Posted: 11/15/18 at 11:42am
Glen Allen, VA – During their 195th Annual Meeting on Tuesday and Wednesday, November 13-14, 2018, Baptist General Association of Virginia (BGAV) attendees were challenged by several inspiring speakers.
Tod Bolsinger, vice president for vocation and formation and assistant professor of practical theology at Fuller Theological Seminary, was the keynote speaker for the event. He spoke during the Wednesday morning sessions, drawing upon much of the content of his renowned book on leadership, Canoeing the Mountains.
Bolsinger used the analogy of historical explorers, Lewis and Clark, to describe the leadership challenges that Christians and churches are faced with in a post-Christendom world.
When Lewis and Clark traveled west toward the Continental Divide, they were seeking a water route that would allow them passage to the Pacific Ocean. Instead, they found the Rocky Mountains.
Bolsinger said that same type of challenge is what church leaders face today. Things are so unexpected and so new that the old solutions don’t apply.
“It’s not going to do you any good to paddle harder,” he said. “You have to make an adaptation, and the key to adaptation begins with going back to your deepest core value.”
Bolsinger observed that church leaders often say that seminary didn’t prepare them for what they are doing now. He said that in making necessary adaptations, church leaders should remember that people don’t fear change—they fear loss.
To allay that fear, Bolsinger suggests that it’s key to learn what your core value is. “We must be clear about what we must hold onto no matter what, and in every congregation that’s slightly different.”
“When we are on mission, the church is at its best,” Bolsinger stated. “If we want to go back to the glory days, we will be less than God wants us to be. God is taking you into uncharted territory to transform you,” he concluded.
The previous morning, two BGAV pastors were featured speakers. Allen Jessee, lead pastor of Highlands Fellowship, a multi-site congregation in southwest Virginia and eastern Tennessee, encouraged attendees to “Take a Risk” as he preached on the parable of the Good Samaritan from Luke 10.
“Someone doesn’t have to think like you in order to help you,” he challenged. “Maybe the Lord is trying to get our attention; maybe he’s going to use people very different from us to help us.” He concluded, “Let’s work together. I’m convinced the best is yet to come.”
Kristin Adkins Whitesides, senior pastor of First Baptist Church of Winchester, VA, preached about “When the Bible Sets Us Free,” focusing on the story of Philip and the eunuch from Acts 8. “As a eunuch, he was forbidden to enter the temple of the Lord in Jerusalem, finding himself outside, excluded, different, alone,” she explained. “The eunuch grappled with scripture much like we do. Is he welcomed inside the house of God, or is he not?”

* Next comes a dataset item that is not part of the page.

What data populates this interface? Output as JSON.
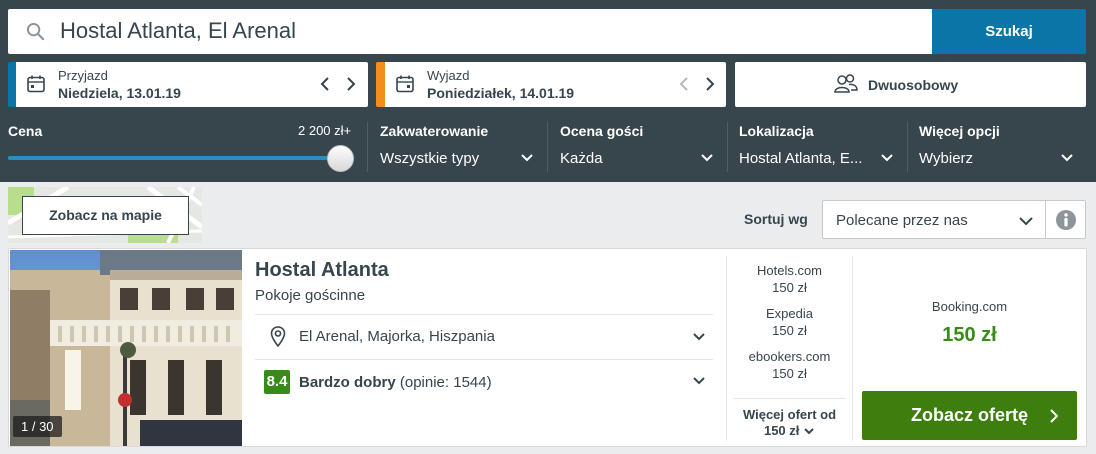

“Philip assures the eunuch that Jesus not only knows his suffering—he took it on,” she continued. “Christ walks beside us; he is resurrected, and he rewrites our endings.” She told of how Philip baptized the eunuch. “But the story never truly ends with baptism. We’re swept up in a story larger than our own. The story includes characters who surprise us: strangers on wilderness roads. God incorporates us all into his story of grace. Our story’s beginning and end will be written by God’s love, and that is the Good News.”
Two more BGAV preachers were featured at Tuesday evening’s worship. Valerie Carter, executive director of Woman’s Missionary Union of Virginia, delivered a message titled, “For Real?” in which she drew upon Luke 7, exploring the different ways people responded to Jesus—those who’d been waiting for his arrival. They were asking, “Is Jesus for real? Is he the real Messiah, or should we wait for someone else?” She likened that to the question people are asking now, “Is church for real? Is it a sham, or is it something else?”
Carter challenged, “We need to aim in everything we do to minister to the whole person, for salvation is deliverance from harm—from a dire situation,” and she said further, “We need to work as disciples of Christ to deconstruct the norm.”
The final featured preacher of that day was Chuck Warnock, pastor of Chatham Baptist Church, Chatham, VA, who spoke about “The Rewards of Remaining,” focusing on John 15:5. Warnock encouraged attendees to remain in Jesus by remembering the roots of their beginnings with Jesus. “We need to stay connected to the community to which God has called us—to the church and to the community,” he charged.
The Baptist General Association of Virginia (BGAV) is a cooperative missions and ministry organization that consists of over 1,400 autonomous churches in the Commonwealth of Virginia, as well as churches from Seoul, South Korea, Toronto, Ontario, the District of Columbia, and the states of California, Colorado, Florida, Georgia, Hawaii, Indiana, Kentucky, Maryland, Minnesota, New York, North Carolina, South Carolina, Tennessee, Texas, Washington, and West Virginia.